Two-thirds of occupational therapists report burnout at work

Profession calls for new structures to deal with challenging working conditions and lack of career progression opportunities

Two-thirds of occupational therapists say they have experienced burnout at work over the past year.

Half have considered leaving the profession, according to a survey of members of the Association of Occupational Therapists of Ireland.

More than 430 occupational therapists participated in the online survey. Two-thirds said they felt more negatively about their job than a year ago, with 59 per cent of this group attributing this to lack of staffing and 37 per cent to lack of career progression and the experience of burnout. The impact of the Covid-19 pandemic was mentioned by 33 per cent of these respondents.

The main reasons given by respondents for considering a change of job or profession were the pursuit of a better work/life balance, better opportunities for career progression and a desire for a better work environment.


Four-fifths of occupational therapists believe the service is not adequately staffed and 69 per cent say their waiting lists have increased over the past 12 months.

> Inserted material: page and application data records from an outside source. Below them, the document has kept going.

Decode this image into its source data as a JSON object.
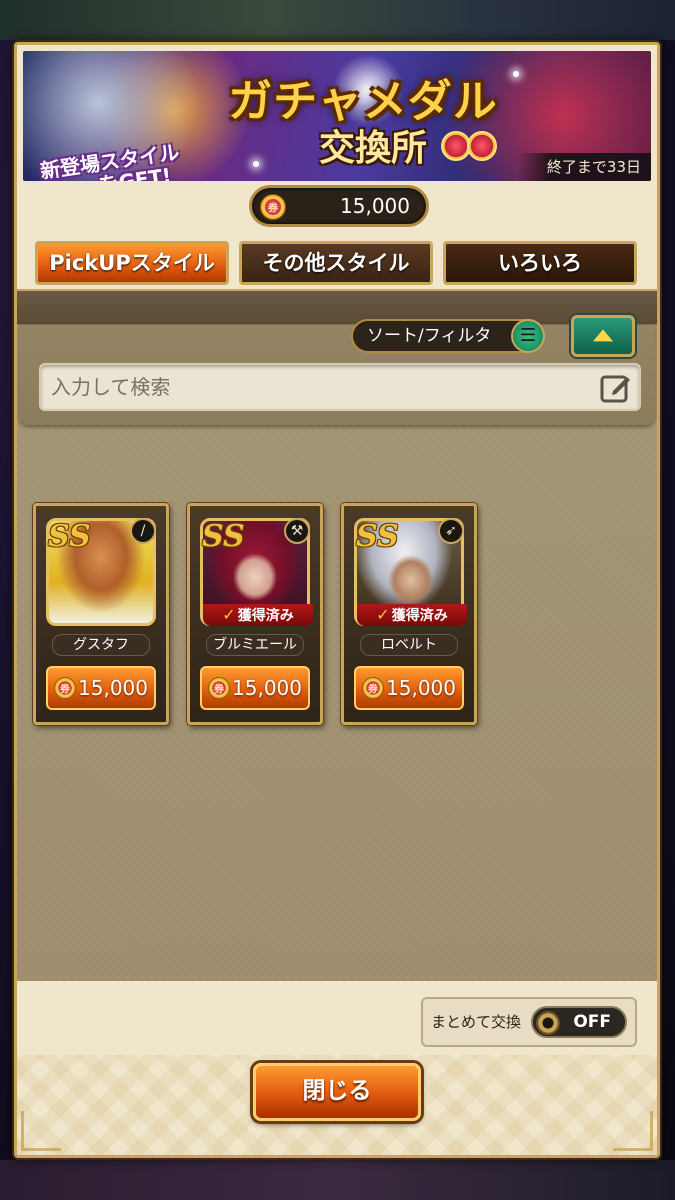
{
  "banner": {
    "title": "ガチャメダル",
    "subtitle": "交換所",
    "promo_line1": "新登場スタイル",
    "promo_line2": "をGET!",
    "days_remaining": "終了まで33日"
  },
  "currency": {
    "icon": "gacha-medal-icon",
    "amount": "15,000"
  },
  "tabs": [
    {
      "label": "PickUPスタイル",
      "active": true
    },
    {
      "label": "その他スタイル",
      "active": false
    },
    {
      "label": "いろいろ",
      "active": false
    }
  ],
  "filter": {
    "sort_label": "ソート/フィルタ",
    "search_placeholder": "入力して検索",
    "search_value": ""
  },
  "cards": [
    {
      "name": "グスタフ",
      "rank": "SS",
      "price": "15,000",
      "owned": false,
      "owned_label": "",
      "weapon_icon": "sword-icon"
    },
    {
      "name": "ブルミエール",
      "rank": "SS",
      "price": "15,000",
      "owned": true,
      "owned_label": "獲得済み",
      "weapon_icon": "axe-icon"
    },
    {
      "name": "ロベルト",
      "rank": "SS",
      "price": "15,000",
      "owned": true,
      "owned_label": "獲得済み",
      "weapon_icon": "bow-icon"
    }
  ],
  "bulk_exchange": {
    "label": "まとめて交換",
    "state": "OFF"
  },
  "close_button": "閉じる",
  "colors": {
    "accent_orange": "#e05a10",
    "gold_border": "#c9a55a",
    "owned_red": "#b01818",
    "toggle_teal": "#2a9a7a"
  }
}
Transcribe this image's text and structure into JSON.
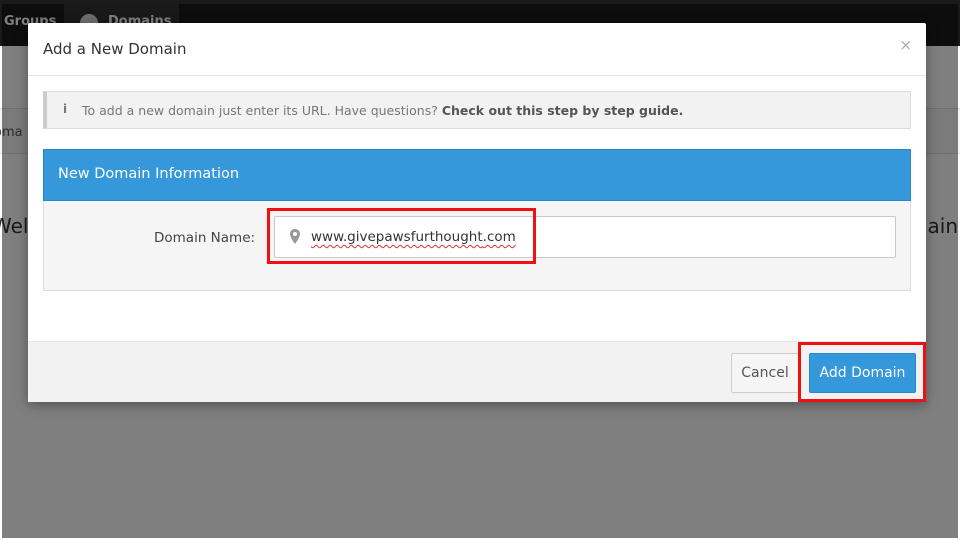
{
  "background": {
    "nav": {
      "groups": "Groups",
      "domains": "Domains"
    },
    "subbar_text": "oma",
    "welcome_left": "Welc",
    "welcome_right": "ain"
  },
  "modal": {
    "title": "Add a New Domain",
    "close_glyph": "×",
    "info": {
      "icon_glyph": "i",
      "text": "To add a new domain just enter its URL. Have questions?",
      "link": "Check out this step by step guide."
    },
    "panel": {
      "title": "New Domain Information",
      "field_label": "Domain Name:",
      "domain_value": "www.givepawsfurthought",
      "domain_tld": ".com"
    },
    "footer": {
      "cancel_label": "Cancel",
      "add_label": "Add Domain"
    }
  },
  "colors": {
    "accent": "#3498db",
    "highlight": "#ee1111"
  },
  "icons": [
    "close-icon",
    "info-icon",
    "map-pin-icon",
    "globe-icon"
  ]
}
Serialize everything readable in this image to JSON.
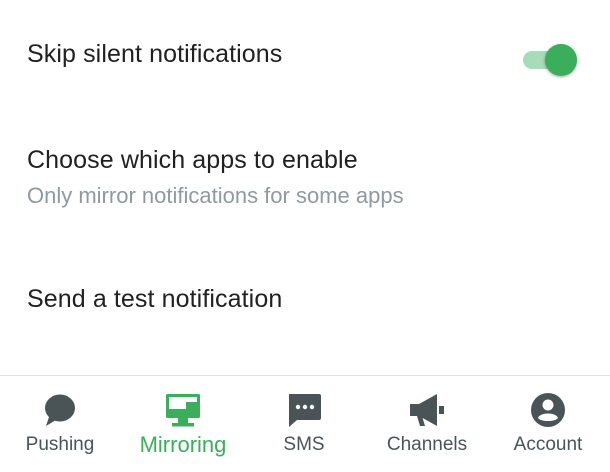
{
  "settings": {
    "skip_silent": {
      "title": "Skip silent notifications",
      "enabled": true
    },
    "choose_apps": {
      "title": "Choose which apps to enable",
      "summary": "Only mirror notifications for some apps"
    },
    "test_notification": {
      "title": "Send a test notification"
    }
  },
  "bottom_nav": {
    "active": "mirroring",
    "items": [
      {
        "id": "pushing",
        "label": "Pushing",
        "icon": "chat-bubble-icon"
      },
      {
        "id": "mirroring",
        "label": "Mirroring",
        "icon": "monitor-icon"
      },
      {
        "id": "sms",
        "label": "SMS",
        "icon": "sms-icon"
      },
      {
        "id": "channels",
        "label": "Channels",
        "icon": "megaphone-icon"
      },
      {
        "id": "account",
        "label": "Account",
        "icon": "account-circle-icon"
      }
    ]
  },
  "colors": {
    "accent": "#3bae5c",
    "toggle_track": "#a8dbb8",
    "inactive_icon": "#4a5457",
    "summary_text": "#8f9aa0",
    "title_text": "#212121"
  }
}
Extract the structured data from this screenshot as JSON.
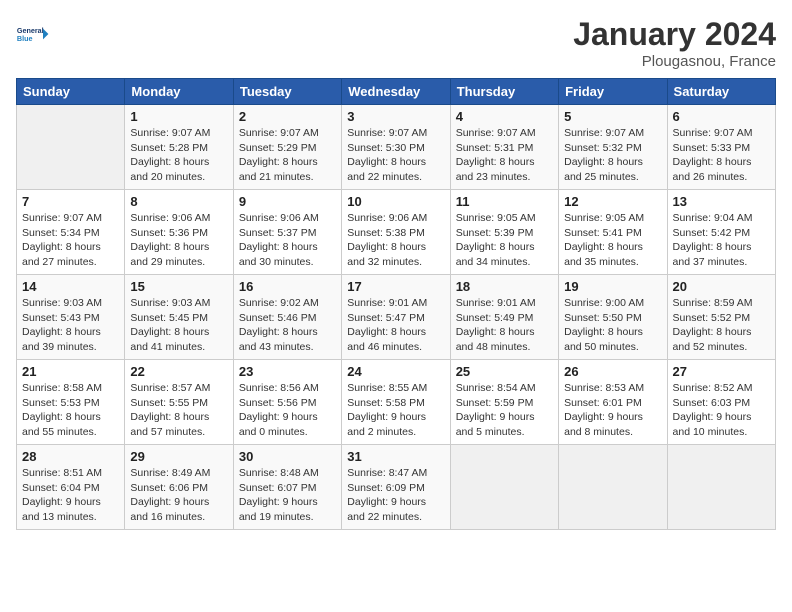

Commenting on the survey, Odhrán Allen, chief executive of the association, said members were facing severely challenging and deteriorating working conditions that negatively affected their capacity to provide a high-quality service.

“The findings of our survey are extremely stark and concerning, and demonstrate the precarious situation occupational therapists and, by extension, those requiring occupational therapy services find themselves in.

“Against the backdrop of a rising demand for occupational therapist interventions, many seriously understaffed services and rapidly growing waiting lists, the provision of sustained, high-quality services that help children and adults to participate in everyday meaningful activities is increasingly unrealistic.”

Speaking at the association’s annual conference in Athlone on Friday, Mr Allen called on the Government to develop a new career structure for health and social care professionals, with a more tiered career ladder to broaden the number of clinical specialist opportunities.

Paul Cullen

Paul Cullen

Paul Cullen is Health Editor of The Irish Times